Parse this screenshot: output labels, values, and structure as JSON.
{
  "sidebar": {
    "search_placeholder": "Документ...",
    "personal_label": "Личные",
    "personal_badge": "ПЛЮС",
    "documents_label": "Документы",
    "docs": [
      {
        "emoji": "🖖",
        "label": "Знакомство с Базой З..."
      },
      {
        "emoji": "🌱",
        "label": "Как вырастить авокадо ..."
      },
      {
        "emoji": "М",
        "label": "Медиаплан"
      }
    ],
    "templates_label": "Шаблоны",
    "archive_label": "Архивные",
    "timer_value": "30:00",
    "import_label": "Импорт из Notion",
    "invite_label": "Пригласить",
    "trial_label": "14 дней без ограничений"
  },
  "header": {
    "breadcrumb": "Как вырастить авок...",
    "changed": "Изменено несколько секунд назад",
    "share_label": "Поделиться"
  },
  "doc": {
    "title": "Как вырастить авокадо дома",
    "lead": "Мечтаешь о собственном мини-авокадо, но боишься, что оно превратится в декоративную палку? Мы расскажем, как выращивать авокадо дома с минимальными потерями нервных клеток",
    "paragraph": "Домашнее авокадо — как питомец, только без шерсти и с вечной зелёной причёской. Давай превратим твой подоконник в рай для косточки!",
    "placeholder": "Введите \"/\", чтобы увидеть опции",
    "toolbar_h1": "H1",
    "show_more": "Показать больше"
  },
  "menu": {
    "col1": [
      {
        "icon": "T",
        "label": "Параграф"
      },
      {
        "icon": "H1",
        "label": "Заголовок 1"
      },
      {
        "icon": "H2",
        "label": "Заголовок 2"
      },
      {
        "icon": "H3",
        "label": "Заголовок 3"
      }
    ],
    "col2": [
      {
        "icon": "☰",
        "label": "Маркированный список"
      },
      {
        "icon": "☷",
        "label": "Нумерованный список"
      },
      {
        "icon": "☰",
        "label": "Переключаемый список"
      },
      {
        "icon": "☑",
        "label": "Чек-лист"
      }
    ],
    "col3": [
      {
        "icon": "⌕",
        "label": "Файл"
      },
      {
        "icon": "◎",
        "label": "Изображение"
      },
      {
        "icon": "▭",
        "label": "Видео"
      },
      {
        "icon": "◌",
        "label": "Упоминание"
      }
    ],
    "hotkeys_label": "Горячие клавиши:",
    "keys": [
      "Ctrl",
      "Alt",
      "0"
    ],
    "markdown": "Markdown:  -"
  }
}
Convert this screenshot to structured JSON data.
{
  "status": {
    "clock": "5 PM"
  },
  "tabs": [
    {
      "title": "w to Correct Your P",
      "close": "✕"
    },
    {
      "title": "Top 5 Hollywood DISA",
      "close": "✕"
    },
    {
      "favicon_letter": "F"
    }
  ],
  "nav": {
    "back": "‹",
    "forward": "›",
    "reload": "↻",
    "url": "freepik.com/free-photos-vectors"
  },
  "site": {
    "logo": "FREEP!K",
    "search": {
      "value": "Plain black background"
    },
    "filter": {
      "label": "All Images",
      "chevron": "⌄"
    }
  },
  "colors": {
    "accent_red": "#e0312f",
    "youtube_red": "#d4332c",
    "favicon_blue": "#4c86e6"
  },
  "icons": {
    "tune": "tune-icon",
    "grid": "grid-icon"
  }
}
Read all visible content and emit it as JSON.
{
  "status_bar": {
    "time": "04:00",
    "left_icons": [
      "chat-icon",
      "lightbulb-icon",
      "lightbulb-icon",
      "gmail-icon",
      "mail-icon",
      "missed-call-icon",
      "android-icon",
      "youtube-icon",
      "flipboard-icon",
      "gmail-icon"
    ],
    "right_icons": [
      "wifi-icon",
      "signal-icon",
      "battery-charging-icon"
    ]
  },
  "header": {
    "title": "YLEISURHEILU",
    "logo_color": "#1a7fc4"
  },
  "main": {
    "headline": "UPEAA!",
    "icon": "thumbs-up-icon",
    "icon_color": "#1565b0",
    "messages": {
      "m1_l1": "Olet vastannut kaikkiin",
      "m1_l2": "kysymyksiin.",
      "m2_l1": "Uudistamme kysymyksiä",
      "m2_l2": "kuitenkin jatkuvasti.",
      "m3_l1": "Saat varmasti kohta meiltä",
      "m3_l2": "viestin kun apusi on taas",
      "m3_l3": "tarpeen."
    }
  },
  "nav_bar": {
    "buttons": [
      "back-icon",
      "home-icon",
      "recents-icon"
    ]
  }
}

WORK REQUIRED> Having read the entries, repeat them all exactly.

RESPONSE AREA>
Parse this screenshot: output labels, values, and structure as JSON.
{
  "sidebar": {
    "search_placeholder": "Документ...",
    "personal_label": "Личные",
    "personal_badge": "ПЛЮС",
    "documents_label": "Документы",
    "docs": [
      {
        "emoji": "🖖",
        "label": "Знакомство с Базой З..."
      },
      {
        "emoji": "🌱",
        "label": "Как вырастить авокадо ..."
      },
      {
        "emoji": "М",
        "label": "Медиаплан"
      }
    ],
    "templates_label": "Шаблоны",
    "archive_label": "Архивные",
    "timer_value": "30:00",
    "import_label": "Импорт из Notion",
    "invite_label": "Пригласить",
    "trial_label": "14 дней без ограничений"
  },
  "header": {
    "breadcrumb": "Как вырастить авок...",
    "changed": "Изменено несколько секунд назад",
    "share_label": "Поделиться"
  },
  "doc": {
    "title": "Как вырастить авокадо дома",
    "lead": "Мечтаешь о собственном мини-авокадо, но боишься, что оно превратится в декоративную палку? Мы расскажем, как выращивать авокадо дома с минимальными потерями нервных клеток",
    "paragraph": "Домашнее авокадо — как питомец, только без шерсти и с вечной зелёной причёской. Давай превратим твой подоконник в рай для косточки!",
    "placeholder": "Введите \"/\", чтобы увидеть опции",
    "toolbar_h1": "H1",
    "show_more": "Показать больше"
  },
  "menu": {
    "col1": [
      {
        "icon": "T",
        "label": "Параграф"
      },
      {
        "icon": "H1",
        "label": "Заголовок 1"
      },
      {
        "icon": "H2",
        "label": "Заголовок 2"
      },
      {
        "icon": "H3",
        "label": "Заголовок 3"
      }
    ],
    "col2": [
      {
        "icon": "☰",
        "label": "Маркированный список"
      },
      {
        "icon": "☷",
        "label": "Нумерованный список"
      },
      {
        "icon": "☰",
        "label": "Переключаемый список"
      },
      {
        "icon": "☑",
        "label": "Чек-лист"
      }
    ],
    "col3": [
      {
        "icon": "⌕",
        "label": "Файл"
      },
      {
        "icon": "◎",
        "label": "Изображение"
      },
      {
        "icon": "▭",
        "label": "Видео"
      },
      {
        "icon": "◌",
        "label": "Упоминание"
      }
    ],
    "hotkeys_label": "Горячие клавиши:",
    "keys": [
      "Ctrl",
      "Alt",
      "0"
    ],
    "markdown": "Markdown:  -"
  }
}
Convert this screenshot to structured JSON data.
{
  "status": {
    "clock": "5 PM"
  },
  "tabs": [
    {
      "title": "w to Correct Your P",
      "close": "✕"
    },
    {
      "title": "Top 5 Hollywood DISA",
      "close": "✕"
    },
    {
      "favicon_letter": "F"
    }
  ],
  "nav": {
    "back": "‹",
    "forward": "›",
    "reload": "↻",
    "url": "freepik.com/free-photos-vectors"
  },
  "site": {
    "logo": "FREEP!K",
    "search": {
      "value": "Plain black background"
    },
    "filter": {
      "label": "All Images",
      "chevron": "⌄"
    }
  },
  "colors": {
    "accent_red": "#e0312f",
    "youtube_red": "#d4332c",
    "favicon_blue": "#4c86e6"
  },
  "icons": {
    "tune": "tune-icon",
    "grid": "grid-icon"
  }
}
Read all visible content and emit it as JSON.
{
  "status_bar": {
    "time": "04:00",
    "left_icons": [
      "chat-icon",
      "lightbulb-icon",
      "lightbulb-icon",
      "gmail-icon",
      "mail-icon",
      "missed-call-icon",
      "android-icon",
      "youtube-icon",
      "flipboard-icon",
      "gmail-icon"
    ],
    "right_icons": [
      "wifi-icon",
      "signal-icon",
      "battery-charging-icon"
    ]
  },
  "header": {
    "title": "YLEISURHEILU",
    "logo_color": "#1a7fc4"
  },
  "main": {
    "headline": "UPEAA!",
    "icon": "thumbs-up-icon",
    "icon_color": "#1565b0",
    "messages": {
      "m1_l1": "Olet vastannut kaikkiin",
      "m1_l2": "kysymyksiin.",
      "m2_l1": "Uudistamme kysymyksiä",
      "m2_l2": "kuitenkin jatkuvasti.",
      "m3_l1": "Saat varmasti kohta meiltä",
      "m3_l2": "viestin kun apusi on taas",
      "m3_l3": "tarpeen."
    }
  },
  "nav_bar": {
    "buttons": [
      "back-icon",
      "home-icon",
      "recents-icon"
    ]
  }
}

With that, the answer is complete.